New polling figures show that Hispanics age 18–29 prefer spending cuts to more taxes as a primary solution to solving the federal debt crisis. Generation Opportunity, a nonprofit organization that educates, engages and mobilizes young people in the political process, released the figures Monday.
In the April the polling Company/WomenTrend poll, Hispanic young adults said they prefer “reducing federal spending” by 69 percent, compared with 27 percent who would rather “raise taxes on individuals” in order to balance the budget, a nearly three-to-one ratio.
The majority of young Hispanics polled, 56 percent, also agreed with the statement that “if taxes on business profits were reduced, companies would be more likely to hire.”
“Young Americans in every community across the nation have been negatively impacted by unemployment and the lack of opportunity, especially within the Hispanic community,” said Paul T. Conway, president of Generation Opportunity and a former Chief of Staff of the United States Department of Labor. “They know the solution to recovery is not more federal spending, taxes and interference with those who have the courage and resources to create jobs.”
But not all Latinos want to reduce government spending, especially if it means cutting social programs that benefit them.
“Historically, Latinos have been very supportive of government spending in particular areas such as education, health care and jobs,” said Eric Rodriguez, vice president of office research, advocacy and legislation at The National Council of La Raza, a Hispanic civil rights and advocacy organization. “What you’ll find is that when you poll Latinos more broadly in oversamples, they ask if you would prefer to have more health care for your children, even if you had to pay more taxes, and they agree.”
Rodriguez said the Latino community is intensely interested in supporting small businesses, but he added that he wasn’t sure Latinos associate lower taxes with thriving businesses. (Conservatives may be able to harness youth disillusionment in 2012)
“I have yet to see taxes really rise to the surface or even close to the top five in issues that rate the most important to Latinos of any age,” Rodriguez said.
But Mario H. Lopez, president of the Hispanic Leadership Fund, said lower taxes are directly associated with the success of small businesses, and Hispanics know that.
“I think its intuitive for a lot Hispanics who are coming here to work and to pursue the American dream that they see that the power to tax is the power to destroy, and that money is better spent out of their own pocket or out of their own business, than the government taking it from them, “ Lopez said.
Lopez said this issue is especially important to Hispanic Americans because they start small businesses at three times the rate of any other demographic group. He said small businesses are the engine to economic growth and can’t be ignored in the budget debate.

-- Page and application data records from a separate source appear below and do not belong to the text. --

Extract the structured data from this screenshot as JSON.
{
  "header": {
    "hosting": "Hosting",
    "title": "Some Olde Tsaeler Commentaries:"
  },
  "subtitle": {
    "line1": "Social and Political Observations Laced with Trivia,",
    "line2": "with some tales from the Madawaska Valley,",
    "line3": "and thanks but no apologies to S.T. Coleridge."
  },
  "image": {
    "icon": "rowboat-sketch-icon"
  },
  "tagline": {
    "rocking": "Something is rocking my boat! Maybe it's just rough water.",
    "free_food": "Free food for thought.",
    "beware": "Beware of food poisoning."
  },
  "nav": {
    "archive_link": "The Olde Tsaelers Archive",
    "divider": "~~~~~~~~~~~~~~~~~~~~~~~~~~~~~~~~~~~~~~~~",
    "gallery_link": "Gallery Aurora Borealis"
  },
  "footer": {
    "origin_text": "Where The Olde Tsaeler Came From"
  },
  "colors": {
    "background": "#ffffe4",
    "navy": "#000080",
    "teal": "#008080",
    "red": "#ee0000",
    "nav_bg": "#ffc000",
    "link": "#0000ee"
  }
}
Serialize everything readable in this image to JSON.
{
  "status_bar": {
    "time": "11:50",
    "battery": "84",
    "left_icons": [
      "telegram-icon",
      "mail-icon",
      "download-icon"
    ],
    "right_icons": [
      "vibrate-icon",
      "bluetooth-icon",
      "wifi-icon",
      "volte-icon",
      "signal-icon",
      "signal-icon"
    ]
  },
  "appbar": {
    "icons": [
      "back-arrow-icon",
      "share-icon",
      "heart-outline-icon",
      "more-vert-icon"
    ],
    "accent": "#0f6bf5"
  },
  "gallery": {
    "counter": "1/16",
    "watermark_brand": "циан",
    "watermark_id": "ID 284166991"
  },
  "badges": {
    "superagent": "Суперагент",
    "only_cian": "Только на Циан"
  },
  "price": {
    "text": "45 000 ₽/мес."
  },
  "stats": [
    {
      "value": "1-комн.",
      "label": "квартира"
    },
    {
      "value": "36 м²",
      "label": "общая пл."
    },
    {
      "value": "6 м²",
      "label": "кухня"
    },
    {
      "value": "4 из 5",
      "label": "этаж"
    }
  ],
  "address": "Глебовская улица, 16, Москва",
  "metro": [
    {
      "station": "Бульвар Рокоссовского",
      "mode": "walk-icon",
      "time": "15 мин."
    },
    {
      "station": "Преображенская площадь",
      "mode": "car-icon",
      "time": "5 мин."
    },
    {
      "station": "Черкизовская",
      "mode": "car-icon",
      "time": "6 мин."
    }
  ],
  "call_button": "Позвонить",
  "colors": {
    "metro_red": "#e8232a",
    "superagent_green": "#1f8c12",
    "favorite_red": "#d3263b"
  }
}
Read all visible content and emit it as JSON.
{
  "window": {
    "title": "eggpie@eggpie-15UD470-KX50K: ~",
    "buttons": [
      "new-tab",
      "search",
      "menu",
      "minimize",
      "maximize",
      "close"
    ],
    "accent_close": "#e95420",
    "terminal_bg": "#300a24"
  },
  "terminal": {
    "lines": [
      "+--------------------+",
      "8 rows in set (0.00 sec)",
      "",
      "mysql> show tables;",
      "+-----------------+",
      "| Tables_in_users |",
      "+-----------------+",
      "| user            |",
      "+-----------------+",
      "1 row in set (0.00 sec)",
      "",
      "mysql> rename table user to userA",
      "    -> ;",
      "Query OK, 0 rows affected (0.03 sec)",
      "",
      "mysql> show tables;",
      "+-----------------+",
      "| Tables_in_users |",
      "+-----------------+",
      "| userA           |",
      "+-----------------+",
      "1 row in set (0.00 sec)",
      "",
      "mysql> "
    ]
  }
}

“Businesses have a limited amount of money, so money that goes to taxes is less money that‘s going to invest in the business and hiring and creating jobs,” Lopez said. “It’s this false choice — again as we see in the tax debate — either we raise taxes or increase the deficit, but the way to increase revenue is economic growth.”
Rodriguez warned that it’s too early to see whether young Hispanics favor reducing federal spending over tax increases, because it is not yet known what will be cut and who will be most affected.
“I think it’s fair to say that Latinos do care and are paying attention to these discussions and the debate over the debt ceiling and the deficit, and it does matter,” Rodriguez said. “Once we see some of the details about the specific cuts that are going to be needed, then we will know better where public sentiment among Latinos really is.”